People in this particular orbit seem to agree that a powerful, quasi-traditional, shamanic, contortionist breathing and meditation practice—while uniquely absurd in our context—creates women in a good way. Maybe even a very good way. The openness, independence, groundedness, self-awareness, bravery and strength of this programme may conflict with old school ideas about weak, soft, receptive feminity that "belongs in the home" because men's responsibility and because the owned female body should not be seen. But the residual tension of the last few generations’ problematic ideas about womanhood are part of what makes this practice vital. It is a very good challenge: to see what was good, beautiful and true in the old female archetype and carry that forward without being caught up in reactivity (as if we ever de-condition ourselves of culture altogether). The new culture that this practice creates around femininity—is there a degree of liberation in it? I would say, very often, this is so.
The fourth perspective is social context. Ashtanga is almost a hopelessly Brahmin activity—in the west as well as the east. Its first 1.5 generations were also hopelessly patriarchal and light-complected, as at least a good number of readers agree.
But yoga, once it becomes a lifestyle, manifests this counter-trend of quasi-freeloading authorized and certified teachers unencumbered by material things, who justify their bohemianism (sweetly, if deconstructably) with a glance to the cell-phone saddhus of the east. This is hippie-renunciant-ism, and insofar as this kind of yoga garlands the enormously privileged subculture of ashtanga, it keeps things interesting and a little more honest. There are, as a result, two cultures within ashtanga itself—the diamond-studded gold-chained householders with professional degrees and property, and the people who have given everything to the practice, and ironically carry on their lithe bodies a special contortionism-capital (kapotal, it's been called) to which the propertied folks pay respect. (The coming global slowdown will, I think, bring these two strands within ashtanga closer together….)
But I’m getting distracted.
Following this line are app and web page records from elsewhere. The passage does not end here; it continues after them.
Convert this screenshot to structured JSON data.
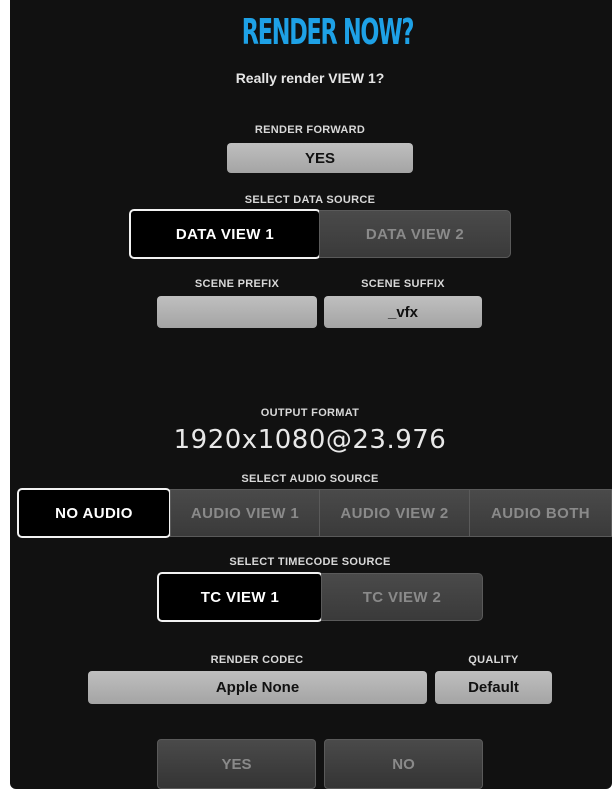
{
  "dialog": {
    "title": "RENDER NOW?",
    "subtitle": "Really render VIEW 1?"
  },
  "render_forward": {
    "label": "RENDER FORWARD",
    "value": "YES"
  },
  "data_source": {
    "label": "SELECT DATA SOURCE",
    "options": [
      "DATA VIEW 1",
      "DATA VIEW 2"
    ],
    "selected": "DATA VIEW 1"
  },
  "scene": {
    "prefix_label": "SCENE PREFIX",
    "prefix_value": "",
    "suffix_label": "SCENE SUFFIX",
    "suffix_value": "_vfx"
  },
  "output_format": {
    "label": "OUTPUT FORMAT",
    "value": "1920x1080@23.976"
  },
  "audio_source": {
    "label": "SELECT AUDIO SOURCE",
    "options": [
      "NO AUDIO",
      "AUDIO VIEW 1",
      "AUDIO VIEW 2",
      "AUDIO BOTH"
    ],
    "selected": "NO AUDIO"
  },
  "timecode_source": {
    "label": "SELECT TIMECODE SOURCE",
    "options": [
      "TC VIEW 1",
      "TC VIEW 2"
    ],
    "selected": "TC VIEW 1"
  },
  "codec": {
    "label": "RENDER CODEC",
    "value": "Apple None"
  },
  "quality": {
    "label": "QUALITY",
    "value": "Default"
  },
  "actions": {
    "yes": "YES",
    "no": "NO"
  },
  "colors": {
    "accent": "#1ea1e6",
    "background": "#111111",
    "field": "#b0b0b0"
  }
}
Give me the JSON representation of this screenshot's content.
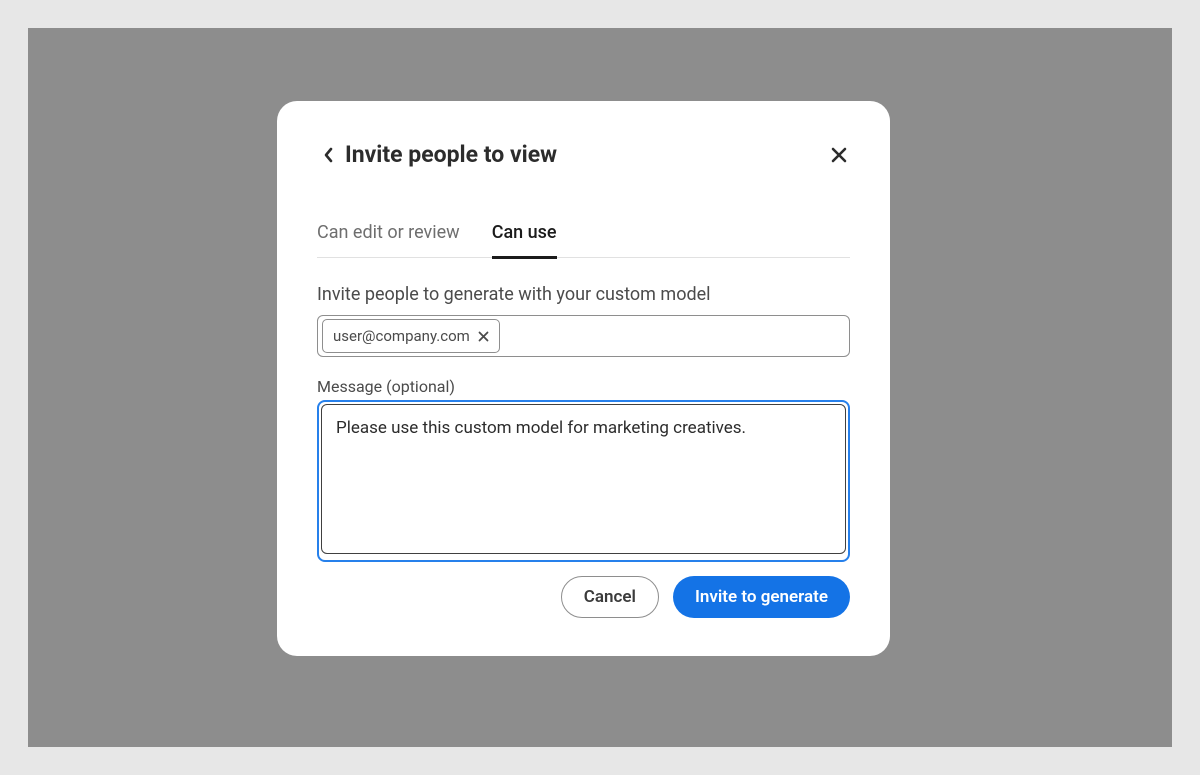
{
  "dialog": {
    "title": "Invite people to view"
  },
  "tabs": {
    "edit": "Can edit or review",
    "use": "Can use"
  },
  "invite": {
    "section_label": "Invite people to generate with your custom model",
    "chip_email": "user@company.com"
  },
  "message": {
    "label": "Message (optional)",
    "value": "Please use this custom model for marketing creatives."
  },
  "buttons": {
    "cancel": "Cancel",
    "invite": "Invite to generate"
  }
}
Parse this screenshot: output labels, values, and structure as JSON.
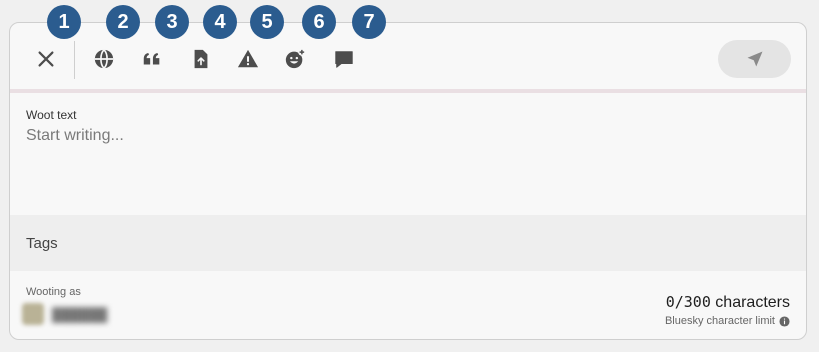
{
  "toolbar": {
    "tools": [
      {
        "name": "close-button",
        "icon": "close-icon"
      },
      {
        "name": "visibility-button",
        "icon": "globe-icon"
      },
      {
        "name": "quote-button",
        "icon": "quote-icon"
      },
      {
        "name": "upload-button",
        "icon": "file-upload-icon"
      },
      {
        "name": "content-warning-button",
        "icon": "warning-icon"
      },
      {
        "name": "emoji-button",
        "icon": "emoji-add-icon"
      },
      {
        "name": "reply-button",
        "icon": "comment-icon"
      }
    ],
    "send_icon": "send-icon",
    "icon_color": "#4d4d4d"
  },
  "markers": [
    "1",
    "2",
    "3",
    "4",
    "5",
    "6",
    "7"
  ],
  "marker_color": "#2b5c8f",
  "text": {
    "label": "Woot text",
    "placeholder": "Start writing..."
  },
  "tags": {
    "label": "Tags"
  },
  "footer": {
    "wooting_label": "Wooting as",
    "count": "0/300",
    "count_suffix": " characters",
    "limit_label": "Bluesky character limit"
  }
}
I think the social-structural perspective on women doing advanced practice has to consider both social class (for what women is this feasible, energetically, if they also have modern social responsibilities?) and this notion of staying fecund for the tribe. Can the social organization of the world we’re living in cope with women doing this shit—on a practical level? Does the change in women’s work, and potential for authority, and capacity for élan actually benefit us all when women start emerging as practical masters of psychological, physical or even spiritual practice? Do we need women taking it to the edge? Yeah, I think so. Actually, maybe this is the best argument for women who have the time, opportunity, and a certain physicality and the mental stability to take it to that level if they’re so inclined. I hadn’t really thought about it before, but it is funny to take a ridiculously elitist practice and reveal—over the course of just one generation—that being a woman, and being poor, actually can increase the likelihood of at least physical “mastery.” Is that trivial? I don’t think so.
Here’s my shoulders and me, looking at myself, against the background of Butterfield 8 Liz Taylor as a sacrificial, transitional woman under some man's objectifying gaze. (Admittedly, I am grateful enough for what she represents to pin her up in my bathroom.) Things change—a few decades is a long time when cultural and cellular exchange becomes as highly entropic as it is now. Apologies if my navel is TMI for you—that’s just your boundaries talking, pre-entropy. 🙂